Study material:
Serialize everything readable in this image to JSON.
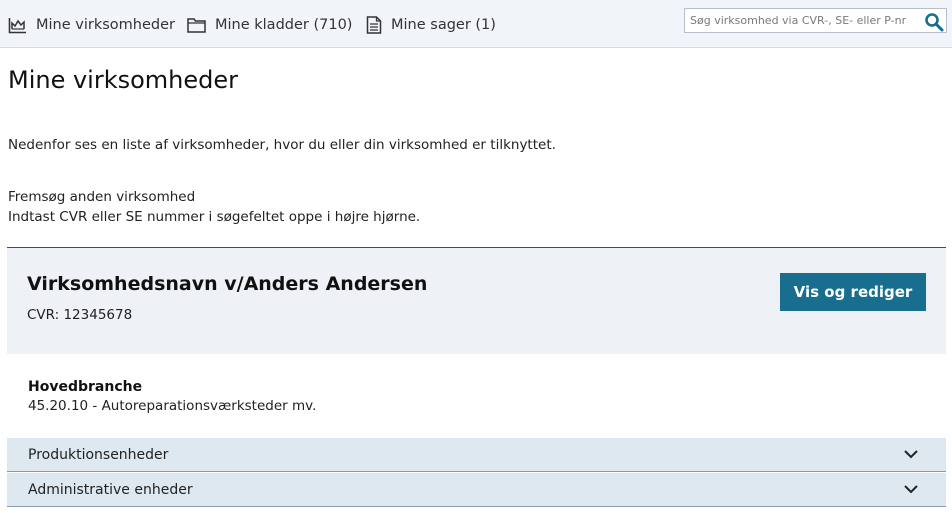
{
  "nav": {
    "items": [
      {
        "label": "Mine virksomheder",
        "icon": "chart-icon"
      },
      {
        "label": "Mine kladder (710)",
        "icon": "folder-icon"
      },
      {
        "label": "Mine sager (1)",
        "icon": "document-icon"
      }
    ]
  },
  "search": {
    "placeholder": "Søg virksomhed via CVR-, SE- eller P-nr",
    "icon": "search-icon"
  },
  "page": {
    "title": "Mine virksomheder",
    "intro": "Nedenfor ses en liste af virksomheder, hvor du eller din virksomhed er tilknyttet.",
    "search_help_title": "Fremsøg anden virksomhed",
    "search_help_text": "Indtast CVR eller SE nummer i søgefeltet oppe i højre hjørne."
  },
  "company": {
    "name": "Virksomhedsnavn v/Anders Andersen",
    "cvr": "CVR: 12345678",
    "edit_button": "Vis og rediger",
    "main_branch_label": "Hovedbranche",
    "main_branch_value": "45.20.10 - Autoreparationsværksteder mv.",
    "sections": [
      {
        "label": "Produktionsenheder"
      },
      {
        "label": "Administrative enheder"
      }
    ]
  },
  "colors": {
    "accent": "#176e8e",
    "topbar_bg": "#f1f4f8",
    "card_bg": "#eef2f6",
    "accordion_bg": "#dde8f0"
  }
}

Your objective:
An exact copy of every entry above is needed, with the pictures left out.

Answer space:
Serialize everything readable in this image to JSON.
{
  "nav": {
    "items": [
      {
        "label": "Mine virksomheder",
        "icon": "chart-icon"
      },
      {
        "label": "Mine kladder (710)",
        "icon": "folder-icon"
      },
      {
        "label": "Mine sager (1)",
        "icon": "document-icon"
      }
    ]
  },
  "search": {
    "placeholder": "Søg virksomhed via CVR-, SE- eller P-nr",
    "icon": "search-icon"
  },
  "page": {
    "title": "Mine virksomheder",
    "intro": "Nedenfor ses en liste af virksomheder, hvor du eller din virksomhed er tilknyttet.",
    "search_help_title": "Fremsøg anden virksomhed",
    "search_help_text": "Indtast CVR eller SE nummer i søgefeltet oppe i højre hjørne."
  },
  "company": {
    "name": "Virksomhedsnavn v/Anders Andersen",
    "cvr": "CVR: 12345678",
    "edit_button": "Vis og rediger",
    "main_branch_label": "Hovedbranche",
    "main_branch_value": "45.20.10 - Autoreparationsværksteder mv.",
    "sections": [
      {
        "label": "Produktionsenheder"
      },
      {
        "label": "Administrative enheder"
      }
    ]
  },
  "colors": {
    "accent": "#176e8e",
    "topbar_bg": "#f1f4f8",
    "card_bg": "#eef2f6",
    "accordion_bg": "#dde8f0"
  }
}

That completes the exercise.